As anyone who has spent much time online could tell you, on the internet, people feel free to do and say terrible things that would be a lot more difficult to do offline. Certain social norms just don’t seem to extend, with their full strength, into the online world, and figuring out why has been a major project for some researchers — especially as the harassment problem on platforms like Twitter has gained more and more visibility.
The most straightforward way to explain the problem is that when people are immersed in online communities, particularly toxic ones, they sense and react to a different set of social norms than they do when they’re out in the world. It is unfortunately the case that in many corners of the online world, you can hurl racial slurs with impunity — with no real damage to your reputation and no sense that you are violating the expectations of others — in a way you can’t offline. (I’d of course be remiss to not point out that since last week, there’s been an uptick in this sort of behavior offline as well.) So changing people’s behavior for the better, which is never an easy thing to do, can be even more difficult online, given all the noxious incentives and norms that abound there.
One possible avenue for nudging people to act better involves addressing those social norms: finding ways to make it clear to the perpetrators of online harassment and their racism that their behavior isn’t acceptable, that the broader community will socially sanction them if they continue to engage in it. In a new paper in the journal Political Behavior, Kevin Munger, a Ph.D. student at New York University’s politics department, offers a test of this theory.
For his study, which is cleverly titled “Tweetment Effects on the Tweeted” — a play on words of treatment effects — Munger used Twitter-scraping tools to come up with a list of Twitter accounts operated by white users who had used the word n*gger to harass black Twitter users, and then culled the list to include only those who had engaged in the most offensive tweeting, as defined by a list which included other slurs as well.
Then, Munger deployed some bots to try to tamp down the offensive behavior. There were four categories of bots: Half appeared to be operated by a white user (based on a cartoony avatar of the type commonly seen on Twitter), and the other half by a black user. Half the bots had a low number of followers (zero to ten) and half had a relatively high number (500 to 550). Munger was curious how these variables would affect the ability of the bots to tweak the abusive users’ behavior; in many real-world settings, humans respond the most to social sanctions from members of their in-group, and particularly to high-status members of it.
The bots, which Munger made look like actual accounts run by humans, responded to one of the offensive tweets with the line, “Hey man, just remember that there are real people who are hurt when you harass them with that kind of language.” As it turned out, the intervention worked — the targeted accounts became less abusive. “The effect persisted for a full month after the application of the treatment,” Munger writes. Overall, he believes the intervention “caused the 50 subjects in the most effective condition to tweet the word ‘n****r’ an estimated 186 fewer times after treatment.”
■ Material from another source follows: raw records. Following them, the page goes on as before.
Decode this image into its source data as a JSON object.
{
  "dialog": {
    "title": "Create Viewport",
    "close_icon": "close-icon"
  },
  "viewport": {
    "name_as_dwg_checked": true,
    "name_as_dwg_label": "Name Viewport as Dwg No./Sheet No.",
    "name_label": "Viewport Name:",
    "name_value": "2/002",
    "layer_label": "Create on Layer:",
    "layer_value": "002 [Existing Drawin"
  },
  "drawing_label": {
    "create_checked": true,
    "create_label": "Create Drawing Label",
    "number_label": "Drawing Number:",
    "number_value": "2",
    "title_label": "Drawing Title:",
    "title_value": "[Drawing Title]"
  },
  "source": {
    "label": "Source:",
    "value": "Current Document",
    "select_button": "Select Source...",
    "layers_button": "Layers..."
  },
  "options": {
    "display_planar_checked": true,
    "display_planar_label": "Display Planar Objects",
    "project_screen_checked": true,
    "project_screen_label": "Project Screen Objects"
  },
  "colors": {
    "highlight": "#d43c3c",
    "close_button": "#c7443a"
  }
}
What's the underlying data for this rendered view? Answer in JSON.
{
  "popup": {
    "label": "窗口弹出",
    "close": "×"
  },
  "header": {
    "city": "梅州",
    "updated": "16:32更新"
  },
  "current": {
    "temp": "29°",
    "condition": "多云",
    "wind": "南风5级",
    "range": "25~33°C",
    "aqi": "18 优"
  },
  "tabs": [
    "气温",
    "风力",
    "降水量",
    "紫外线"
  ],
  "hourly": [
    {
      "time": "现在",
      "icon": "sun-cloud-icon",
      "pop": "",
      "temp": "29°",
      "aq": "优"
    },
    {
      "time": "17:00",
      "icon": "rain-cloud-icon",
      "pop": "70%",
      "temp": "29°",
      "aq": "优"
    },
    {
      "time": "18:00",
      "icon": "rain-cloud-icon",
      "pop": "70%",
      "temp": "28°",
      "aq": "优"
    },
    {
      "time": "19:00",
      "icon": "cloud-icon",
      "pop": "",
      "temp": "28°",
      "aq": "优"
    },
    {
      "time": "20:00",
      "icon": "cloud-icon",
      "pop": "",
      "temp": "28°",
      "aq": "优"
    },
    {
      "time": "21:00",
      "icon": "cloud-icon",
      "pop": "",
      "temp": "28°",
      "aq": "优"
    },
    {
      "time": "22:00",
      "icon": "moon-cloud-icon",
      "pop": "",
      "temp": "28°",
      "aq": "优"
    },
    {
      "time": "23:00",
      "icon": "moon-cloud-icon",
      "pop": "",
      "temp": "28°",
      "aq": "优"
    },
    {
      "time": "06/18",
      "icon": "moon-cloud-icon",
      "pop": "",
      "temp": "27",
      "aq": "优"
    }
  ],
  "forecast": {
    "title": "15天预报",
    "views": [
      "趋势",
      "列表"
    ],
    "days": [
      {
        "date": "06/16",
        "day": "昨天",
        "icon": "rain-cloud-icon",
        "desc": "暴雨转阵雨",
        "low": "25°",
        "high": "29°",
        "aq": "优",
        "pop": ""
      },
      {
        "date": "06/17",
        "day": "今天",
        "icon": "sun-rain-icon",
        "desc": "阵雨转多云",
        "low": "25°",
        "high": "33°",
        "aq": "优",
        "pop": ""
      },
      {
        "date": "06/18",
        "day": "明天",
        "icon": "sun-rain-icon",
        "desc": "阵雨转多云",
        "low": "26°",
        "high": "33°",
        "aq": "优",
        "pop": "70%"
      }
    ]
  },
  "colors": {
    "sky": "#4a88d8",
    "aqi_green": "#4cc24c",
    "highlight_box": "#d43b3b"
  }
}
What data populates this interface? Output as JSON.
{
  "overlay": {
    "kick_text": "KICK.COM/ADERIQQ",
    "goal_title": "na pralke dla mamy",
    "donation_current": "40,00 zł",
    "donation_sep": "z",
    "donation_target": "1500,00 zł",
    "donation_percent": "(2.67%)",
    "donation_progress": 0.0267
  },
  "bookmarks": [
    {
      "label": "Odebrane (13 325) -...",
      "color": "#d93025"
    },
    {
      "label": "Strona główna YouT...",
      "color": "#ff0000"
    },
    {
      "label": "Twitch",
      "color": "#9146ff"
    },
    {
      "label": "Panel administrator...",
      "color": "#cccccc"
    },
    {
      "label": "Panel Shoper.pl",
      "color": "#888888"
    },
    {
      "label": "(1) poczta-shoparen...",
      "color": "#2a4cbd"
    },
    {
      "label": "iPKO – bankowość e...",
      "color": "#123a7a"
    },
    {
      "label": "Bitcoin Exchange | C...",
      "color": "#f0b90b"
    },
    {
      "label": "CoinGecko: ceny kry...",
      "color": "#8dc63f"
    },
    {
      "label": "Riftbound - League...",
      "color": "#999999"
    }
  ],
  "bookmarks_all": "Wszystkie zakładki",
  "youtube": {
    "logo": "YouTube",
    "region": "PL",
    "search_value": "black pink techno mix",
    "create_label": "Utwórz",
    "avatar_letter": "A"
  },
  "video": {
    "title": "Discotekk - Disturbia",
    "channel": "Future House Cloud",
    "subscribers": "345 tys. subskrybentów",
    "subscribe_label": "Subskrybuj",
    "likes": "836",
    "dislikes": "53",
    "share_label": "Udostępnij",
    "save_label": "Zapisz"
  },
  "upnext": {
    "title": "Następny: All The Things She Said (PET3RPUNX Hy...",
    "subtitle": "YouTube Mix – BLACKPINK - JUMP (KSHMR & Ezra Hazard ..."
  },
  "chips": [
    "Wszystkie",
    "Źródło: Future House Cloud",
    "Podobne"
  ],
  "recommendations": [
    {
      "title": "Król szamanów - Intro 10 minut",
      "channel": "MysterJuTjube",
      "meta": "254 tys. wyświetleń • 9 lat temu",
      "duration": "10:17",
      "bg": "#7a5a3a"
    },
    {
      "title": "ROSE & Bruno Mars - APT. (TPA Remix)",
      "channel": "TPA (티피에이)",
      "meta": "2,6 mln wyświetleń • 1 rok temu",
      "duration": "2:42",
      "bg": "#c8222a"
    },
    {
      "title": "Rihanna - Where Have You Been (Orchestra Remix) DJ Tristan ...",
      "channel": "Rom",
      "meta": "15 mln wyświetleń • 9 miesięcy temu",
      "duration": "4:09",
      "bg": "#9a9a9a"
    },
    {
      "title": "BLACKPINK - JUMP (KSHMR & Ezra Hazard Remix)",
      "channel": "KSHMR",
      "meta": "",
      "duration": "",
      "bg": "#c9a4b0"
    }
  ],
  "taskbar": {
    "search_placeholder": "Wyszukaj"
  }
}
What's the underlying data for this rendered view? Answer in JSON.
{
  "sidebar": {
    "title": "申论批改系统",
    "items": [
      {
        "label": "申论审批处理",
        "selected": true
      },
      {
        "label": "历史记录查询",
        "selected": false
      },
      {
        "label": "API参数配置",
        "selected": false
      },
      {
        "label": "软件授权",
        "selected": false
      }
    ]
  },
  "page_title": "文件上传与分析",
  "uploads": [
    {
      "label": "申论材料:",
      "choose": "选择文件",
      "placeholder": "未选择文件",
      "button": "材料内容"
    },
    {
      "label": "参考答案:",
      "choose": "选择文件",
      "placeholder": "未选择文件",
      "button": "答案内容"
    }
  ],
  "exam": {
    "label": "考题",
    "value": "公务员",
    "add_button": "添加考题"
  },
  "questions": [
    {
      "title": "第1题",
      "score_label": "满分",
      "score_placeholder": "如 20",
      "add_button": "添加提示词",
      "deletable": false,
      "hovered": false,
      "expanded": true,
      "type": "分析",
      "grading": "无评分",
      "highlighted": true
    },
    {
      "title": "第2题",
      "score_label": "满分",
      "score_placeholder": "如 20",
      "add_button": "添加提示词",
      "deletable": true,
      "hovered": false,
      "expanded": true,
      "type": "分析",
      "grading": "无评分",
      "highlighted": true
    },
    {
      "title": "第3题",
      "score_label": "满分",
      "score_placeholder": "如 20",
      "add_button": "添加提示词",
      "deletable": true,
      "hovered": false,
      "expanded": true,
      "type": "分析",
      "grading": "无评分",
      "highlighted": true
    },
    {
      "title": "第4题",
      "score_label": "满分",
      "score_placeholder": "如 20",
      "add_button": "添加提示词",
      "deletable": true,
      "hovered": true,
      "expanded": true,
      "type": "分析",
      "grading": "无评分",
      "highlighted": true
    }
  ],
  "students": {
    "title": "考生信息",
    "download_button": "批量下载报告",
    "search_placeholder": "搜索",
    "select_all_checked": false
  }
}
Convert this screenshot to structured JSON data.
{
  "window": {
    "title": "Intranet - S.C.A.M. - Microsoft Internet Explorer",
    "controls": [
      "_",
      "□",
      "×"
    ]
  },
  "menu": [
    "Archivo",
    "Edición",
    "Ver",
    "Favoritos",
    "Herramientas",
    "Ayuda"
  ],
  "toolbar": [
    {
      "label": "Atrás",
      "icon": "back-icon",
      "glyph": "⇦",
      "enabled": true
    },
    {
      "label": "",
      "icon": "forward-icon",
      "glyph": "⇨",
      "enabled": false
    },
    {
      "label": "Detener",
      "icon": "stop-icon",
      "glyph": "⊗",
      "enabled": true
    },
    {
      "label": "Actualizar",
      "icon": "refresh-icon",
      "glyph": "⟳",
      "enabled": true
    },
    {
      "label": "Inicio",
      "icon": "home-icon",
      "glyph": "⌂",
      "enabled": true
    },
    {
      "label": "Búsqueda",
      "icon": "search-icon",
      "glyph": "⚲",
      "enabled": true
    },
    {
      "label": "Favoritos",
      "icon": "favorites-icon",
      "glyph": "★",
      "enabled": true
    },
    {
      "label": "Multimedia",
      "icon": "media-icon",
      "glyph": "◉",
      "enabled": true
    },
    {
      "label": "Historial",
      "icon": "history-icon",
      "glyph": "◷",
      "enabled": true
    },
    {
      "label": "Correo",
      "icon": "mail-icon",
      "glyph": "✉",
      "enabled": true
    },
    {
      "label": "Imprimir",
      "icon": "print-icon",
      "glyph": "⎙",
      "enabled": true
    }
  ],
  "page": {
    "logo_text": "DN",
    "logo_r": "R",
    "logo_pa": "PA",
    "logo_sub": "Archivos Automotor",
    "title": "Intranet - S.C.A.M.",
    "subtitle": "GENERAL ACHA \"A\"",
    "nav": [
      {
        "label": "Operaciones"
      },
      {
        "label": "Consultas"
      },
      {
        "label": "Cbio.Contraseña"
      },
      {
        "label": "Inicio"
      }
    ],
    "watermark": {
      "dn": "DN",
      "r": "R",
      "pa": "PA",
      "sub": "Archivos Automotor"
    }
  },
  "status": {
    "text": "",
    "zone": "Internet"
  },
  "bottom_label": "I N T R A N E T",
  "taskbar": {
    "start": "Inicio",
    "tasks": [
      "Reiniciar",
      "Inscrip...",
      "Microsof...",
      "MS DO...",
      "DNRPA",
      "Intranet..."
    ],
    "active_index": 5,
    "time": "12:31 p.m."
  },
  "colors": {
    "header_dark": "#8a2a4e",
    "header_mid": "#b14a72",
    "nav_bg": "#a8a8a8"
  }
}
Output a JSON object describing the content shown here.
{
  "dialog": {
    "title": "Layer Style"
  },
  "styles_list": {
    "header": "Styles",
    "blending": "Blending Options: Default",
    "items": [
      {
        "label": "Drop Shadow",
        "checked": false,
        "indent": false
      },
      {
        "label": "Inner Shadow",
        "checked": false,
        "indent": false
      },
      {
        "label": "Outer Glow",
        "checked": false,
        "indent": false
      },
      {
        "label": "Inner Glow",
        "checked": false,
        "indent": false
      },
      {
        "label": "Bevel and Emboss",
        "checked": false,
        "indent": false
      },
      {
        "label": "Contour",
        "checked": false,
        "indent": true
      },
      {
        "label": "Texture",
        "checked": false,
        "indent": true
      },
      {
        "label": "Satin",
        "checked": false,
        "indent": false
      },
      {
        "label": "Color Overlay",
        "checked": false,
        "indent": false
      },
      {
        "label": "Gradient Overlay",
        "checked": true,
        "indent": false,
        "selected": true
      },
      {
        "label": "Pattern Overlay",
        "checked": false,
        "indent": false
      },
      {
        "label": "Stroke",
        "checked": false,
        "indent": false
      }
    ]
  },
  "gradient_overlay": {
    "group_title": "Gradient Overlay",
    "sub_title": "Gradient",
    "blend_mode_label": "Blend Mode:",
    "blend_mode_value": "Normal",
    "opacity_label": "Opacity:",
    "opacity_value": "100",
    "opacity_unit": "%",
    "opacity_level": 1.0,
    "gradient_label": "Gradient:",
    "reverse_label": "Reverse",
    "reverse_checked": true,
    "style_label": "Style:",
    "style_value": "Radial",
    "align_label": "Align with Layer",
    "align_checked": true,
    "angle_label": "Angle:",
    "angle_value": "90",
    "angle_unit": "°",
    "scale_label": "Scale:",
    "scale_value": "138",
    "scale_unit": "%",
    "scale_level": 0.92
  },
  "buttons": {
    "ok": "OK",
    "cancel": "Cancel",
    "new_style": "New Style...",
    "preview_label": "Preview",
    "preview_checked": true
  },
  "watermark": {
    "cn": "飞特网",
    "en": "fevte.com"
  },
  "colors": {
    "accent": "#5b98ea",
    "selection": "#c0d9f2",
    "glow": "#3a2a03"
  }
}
Now, there’s a pretty big but. The intervention only worked when the bot reprimanding the abusive Twitter personality appeared to be operated by a white user, and appeared to have a relatively high number of followers. This tracks with the idea that sanctions from prominent (or somewhat prominent) members of in-groups are the most effective. It’s the same logic the authors of a study on a promising anti-bullying intervention used in New Jersey middle schools: By mapping out schools’ social networks and targeting the most connected individuals, it appears they were able to “seed” the networks with anti-bullying norms that then spread, helping to tamp down on harmful behavior.
This isn’t the exact same, because a Twitter user with 500 followers you’ve never heard of before isn’t “prominent” in quite the same way. But still, in many cases the abusive twitter users targeted by Munger’s study may just have never received much pushback for their behavior. Many of them probably hang out with (online), and retweet, similarly hateful personalities. It’s useful information to know that a simple tweet appeared to put the brakes on their behavior a bit.
One interesting question is how this paper fits into the broader debate over online shaming and callout culture. There’s some evidence from sociology and political science that if you aggressively hector people for acting like horrible human beings, they will either double down on their behavior or ignore you. But Munger explained in an email that the phrasing of his intervention was “designed to be humanizing and to push back on the group norm (of the groups my subjects tended to belong to) of using this kind of language.” The bots didn’t yell at people for being racist — it just reminded them that there’s a broader community out there that finds such behavior unacceptable.
As Munger explained:
I think group norms/identity are real mechanism behind online incivility and harassment: the physical distance and anonymity enable people to be nasty in ways that are far more difficult (in terms of emotional cost) offline, and group speech norms are extremely important because they’re the main way of signalling group identity. More extreme groups are willing to use more extreme language, which is an effective identity signal precisely because it’s offputting to most people. || So, my work is trying to test ways of priming people’s offline identities and thus reminding them that what they’re doing (using extreme language to make people feel bad) violates norms of behavior except in the online communities to which they belong.
It’s that distance between online and offline personas that drives so much nastiness: All else being equal, the more that gap can be bridged, the less awful people will act online.